Colin Delaney - Security Manager from McAfee Anti Virus - will be presenting. If you're interested in security, interested in OWASP or just interested in connecting with other professionals in general this is an AWESOME opportunity for you to come out. If you're not from the K-W but have colleagues/friends who are, spread the word.
We're an OWASP chapter just getting going, pretty much down the highway from Code Project's headquarters. I figured a lot of Canadians & hopefully around K-W use this site. So why not reach out to them? We're a developer community interacting with another developer community. Given that K-W is dubed the "Silicon Valley" - North there's a lot of potential I see here
There's a meetings and get togethers forum that you should have used for this post, rather than putting it in the lounge. It'll be gone from the front page soon, and by tomorrow, it'll disappear several pages in, so people will forget it.
I was brought up to respect my elders. I don't respect many people nowadays.
Where is a place where a real nerd can connect with a real wirehead ?
Jobs come and go these days.
If I could connect with one or two hardware wizzards, who know how to put chips on boards, and make the connection with some sort of low-volume board stuffer, and combine that with the firmware smarts I have in my head, the two or three of us could do wonders for the planet.
I can also see this plan backfiring, burning everybody who gets involved; including burning me the worst. If the trinket ever sold more than, oh, a week's worth or a month's worth of salary of either one of us, the greed and hate factor could turn friends into overnight enemies.
Anybody been there ? Done that ? Never going back ? Raring to go again ? Major Failure ? Fantastic Success ? What went wrong ? What did you learn ?
I've never gone as low as designing boards. But I have worked for a number of startups and folks that had bright ideas here are my experiences.
First company I worked for - the PYXIS innovation, amazing company, worked with the best president & met the smartest man I ever programmed with there - He's a mgr at Google now. They had an excellent idea & product solving many problems of the modern GIS environment & allowing military, scientists, GIS, to make informed excellent ideas. - The problem, company laid me off 4 times, Things have turned into a 10 yrs R & D exercise. Excellent technology - lack issues bringing it to market, paid well when I was working, when I wasn't working and volunteering my time during funding rounds - got behind in my bills had trouble catching up.

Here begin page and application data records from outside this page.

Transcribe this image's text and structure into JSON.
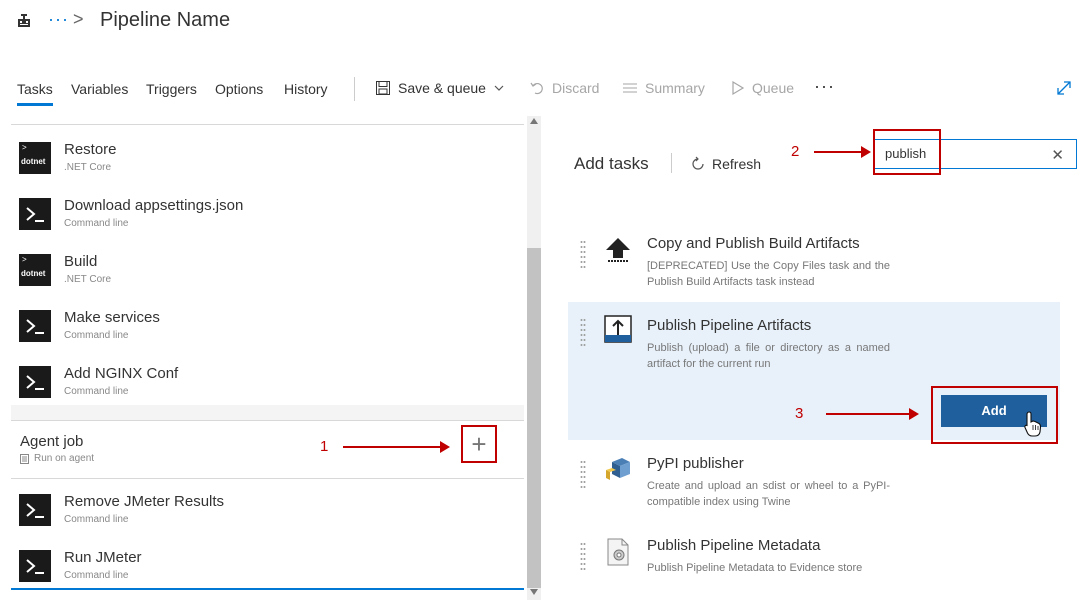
{
  "header": {
    "breadcrumb_more": "···",
    "breadcrumb_sep": ">",
    "title": "Pipeline Name"
  },
  "tabs": [
    {
      "label": "Tasks",
      "active": true
    },
    {
      "label": "Variables"
    },
    {
      "label": "Triggers"
    },
    {
      "label": "Options"
    },
    {
      "label": "History"
    }
  ],
  "toolbar": {
    "save_queue": "Save & queue",
    "discard": "Discard",
    "summary": "Summary",
    "queue": "Queue",
    "more": "···"
  },
  "left_tasks": [
    {
      "name": "Restore",
      "sub": ".NET Core",
      "icon": "dotnet"
    },
    {
      "name": "Download appsettings.json",
      "sub": "Command line",
      "icon": "cmd"
    },
    {
      "name": "Build",
      "sub": ".NET Core",
      "icon": "dotnet"
    },
    {
      "name": "Make services",
      "sub": "Command line",
      "icon": "cmd"
    },
    {
      "name": "Add NGINX Conf",
      "sub": "Command line",
      "icon": "cmd"
    }
  ],
  "agent_job": {
    "title": "Agent job",
    "subtitle": "Run on agent",
    "add_label": "+"
  },
  "agent_tasks": [
    {
      "name": "Remove JMeter Results",
      "sub": "Command line",
      "icon": "cmd"
    },
    {
      "name": "Run JMeter",
      "sub": "Command line",
      "icon": "cmd"
    }
  ],
  "dotnet_label": "dotnet",
  "add_tasks": {
    "title": "Add tasks",
    "refresh": "Refresh",
    "search_value": "publish",
    "clear": "✕"
  },
  "results": [
    {
      "title": "Copy and Publish Build Artifacts",
      "desc": "[DEPRECATED] Use the Copy Files task and the Publish Build Artifacts task instead"
    },
    {
      "title": "Publish Pipeline Artifacts",
      "desc": "Publish (upload) a file or directory as a named artifact for the current run",
      "selected": true
    },
    {
      "title": "PyPI publisher",
      "desc": "Create and upload an sdist or wheel to a PyPI-compatible index using Twine"
    },
    {
      "title": "Publish Pipeline Metadata",
      "desc": "Publish Pipeline Metadata to Evidence store"
    }
  ],
  "add_button": "Add",
  "annotations": {
    "one": "1",
    "two": "2",
    "three": "3"
  },
  "colors": {
    "accent": "#0078d4",
    "annotation": "#c00000",
    "add_button": "#1f5f9e",
    "selected_row": "#e8f1fa"
  }
}
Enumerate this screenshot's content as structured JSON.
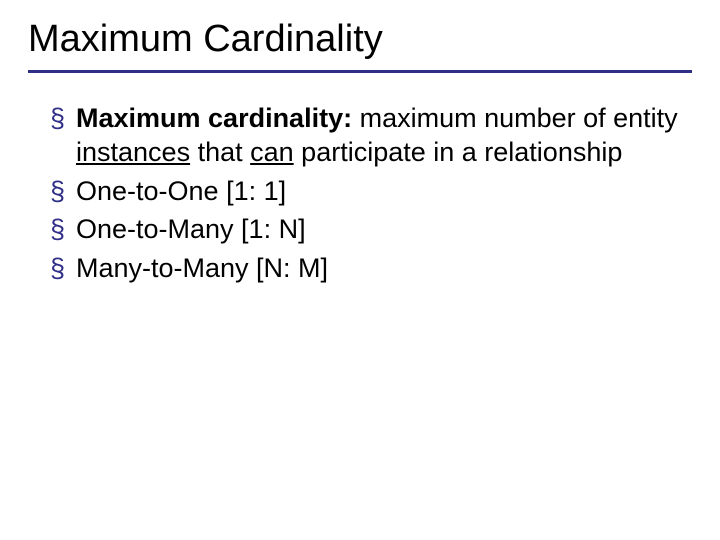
{
  "slide": {
    "title": "Maximum Cardinality",
    "bullets": [
      {
        "term": "Maximum cardinality:",
        "pre": " maximum number of entity ",
        "u1": "instances",
        "mid": " that ",
        "u2": "can",
        "post": " participate in a relationship"
      },
      {
        "text": "One-to-One [1: 1]"
      },
      {
        "text": "One-to-Many [1: N]"
      },
      {
        "text": "Many-to-Many [N: M]"
      }
    ]
  },
  "colors": {
    "accent": "#2f2f87"
  }
}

Worked for a GIS - Researcher in Calgary, he dreamed of turning his research into a company, trouble was he used his research grant money for that, big no no.
Padre Software - Worked for a great company, great employers, trouble was no room for career growth as it's still a small company.
My experience it's the majority of the small companies doing true engineering and building things and stretching the limits of technology, at least in Canada. The larger companies are build, monetize, maintain. Not so much engineering.
I'd love to work for a smaller company and do great things, the issue is in my experience they can't afford the level I am at these days like the larger companies can. I don't have the money to run my own start up.... Then there is the whole monetization thing which tends to kill companies..
Last Visit: 31-Dec-99 18:00 Last Update: 21-Jul-17 12:19